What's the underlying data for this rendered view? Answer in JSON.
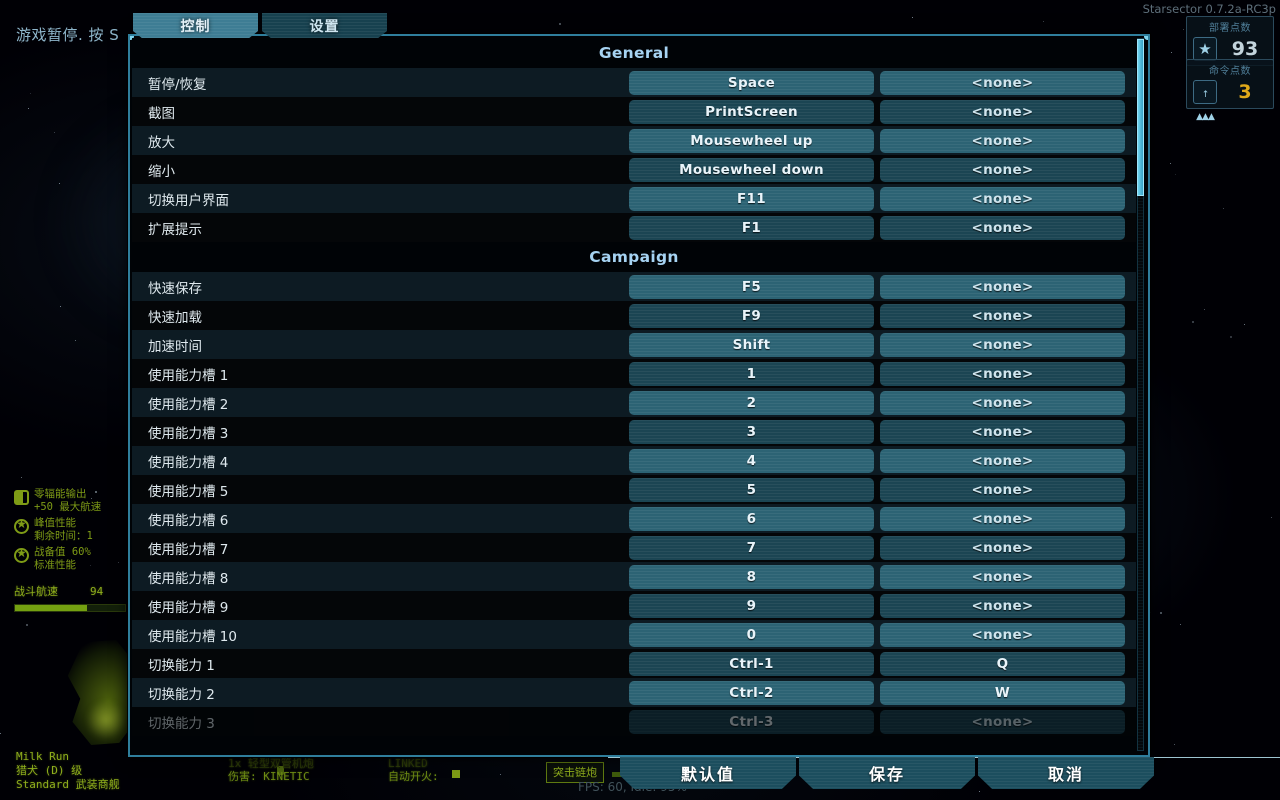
{
  "window": {
    "version_text": "Starsector 0.7.2a-RC3p",
    "pause_notice": "游戏暂停. 按 S",
    "fps_text": "FPS: 60, Idle: 95%"
  },
  "hud": {
    "deploy_points": {
      "caption": "部署点数",
      "value": "93",
      "icon": "star-badge-icon"
    },
    "command_points": {
      "caption": "命令点数",
      "value": "3",
      "icon": "command-arrow-icon",
      "color": "#e0a91a"
    },
    "ship": {
      "name": "Milk Run",
      "hull_class": "猎犬 (D) 级",
      "variant": "Standard 武装商舰"
    },
    "stats": [
      {
        "icon": "flux-vent-icon",
        "line1": "零辐能输出",
        "line2": "+50 最大航速"
      },
      {
        "icon": "star-icon",
        "line1": "峰值性能",
        "line2": "剩余时间：1"
      },
      {
        "icon": "star-icon",
        "line1": "战备值 60%",
        "line2": "标准性能"
      }
    ],
    "combat_speed": {
      "label": "战斗航速",
      "value": "94"
    },
    "weapon": {
      "group_name": "突击链炮",
      "mount": "1x 轻型双管机炮",
      "damage": "伤害: KINETIC",
      "link_mode": "LINKED",
      "autofire": "自动开火:"
    }
  },
  "tabs": [
    {
      "label": "控制",
      "active": true
    },
    {
      "label": "设置",
      "active": false
    }
  ],
  "footer": {
    "buttons": [
      {
        "label": "默认值",
        "name": "defaults-button"
      },
      {
        "label": "保存",
        "name": "save-button"
      },
      {
        "label": "取消",
        "name": "cancel-button"
      }
    ]
  },
  "keybinds": {
    "sections": [
      {
        "title": "General",
        "rows": [
          {
            "label": "暂停/恢复",
            "primary": "Space",
            "secondary": "<none>"
          },
          {
            "label": "截图",
            "primary": "PrintScreen",
            "secondary": "<none>"
          },
          {
            "label": "放大",
            "primary": "Mousewheel up",
            "secondary": "<none>"
          },
          {
            "label": "缩小",
            "primary": "Mousewheel down",
            "secondary": "<none>"
          },
          {
            "label": "切换用户界面",
            "primary": "F11",
            "secondary": "<none>"
          },
          {
            "label": "扩展提示",
            "primary": "F1",
            "secondary": "<none>"
          }
        ]
      },
      {
        "title": "Campaign",
        "rows": [
          {
            "label": "快速保存",
            "primary": "F5",
            "secondary": "<none>"
          },
          {
            "label": "快速加载",
            "primary": "F9",
            "secondary": "<none>"
          },
          {
            "label": "加速时间",
            "primary": "Shift",
            "secondary": "<none>"
          },
          {
            "label": "使用能力槽 1",
            "primary": "1",
            "secondary": "<none>"
          },
          {
            "label": "使用能力槽 2",
            "primary": "2",
            "secondary": "<none>"
          },
          {
            "label": "使用能力槽 3",
            "primary": "3",
            "secondary": "<none>"
          },
          {
            "label": "使用能力槽 4",
            "primary": "4",
            "secondary": "<none>"
          },
          {
            "label": "使用能力槽 5",
            "primary": "5",
            "secondary": "<none>"
          },
          {
            "label": "使用能力槽 6",
            "primary": "6",
            "secondary": "<none>"
          },
          {
            "label": "使用能力槽 7",
            "primary": "7",
            "secondary": "<none>"
          },
          {
            "label": "使用能力槽 8",
            "primary": "8",
            "secondary": "<none>"
          },
          {
            "label": "使用能力槽 9",
            "primary": "9",
            "secondary": "<none>"
          },
          {
            "label": "使用能力槽 10",
            "primary": "0",
            "secondary": "<none>"
          },
          {
            "label": "切换能力 1",
            "primary": "Ctrl-1",
            "secondary": "Q"
          },
          {
            "label": "切换能力 2",
            "primary": "Ctrl-2",
            "secondary": "W"
          },
          {
            "label": "切换能力 3",
            "primary": "Ctrl-3",
            "secondary": "<none>",
            "clipped": true
          }
        ]
      }
    ]
  },
  "scrollbar": {
    "thumb_top_pct": 0,
    "thumb_height_pct": 22
  },
  "colors": {
    "accent": "#2f7e9c",
    "panel_bg": "#000306",
    "row_alt": "#0d1b23",
    "row_norm": "#040608",
    "btn_light": "#2c6374",
    "btn_dark": "#1b4553",
    "section_title": "#a6d3f2",
    "hud_green": "#7e9b16",
    "gold": "#e0a91a"
  }
}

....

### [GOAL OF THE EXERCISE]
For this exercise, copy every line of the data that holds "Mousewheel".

### [REPLY]
            "primary": "Mousewheel up",
            "primary": "Mousewheel down",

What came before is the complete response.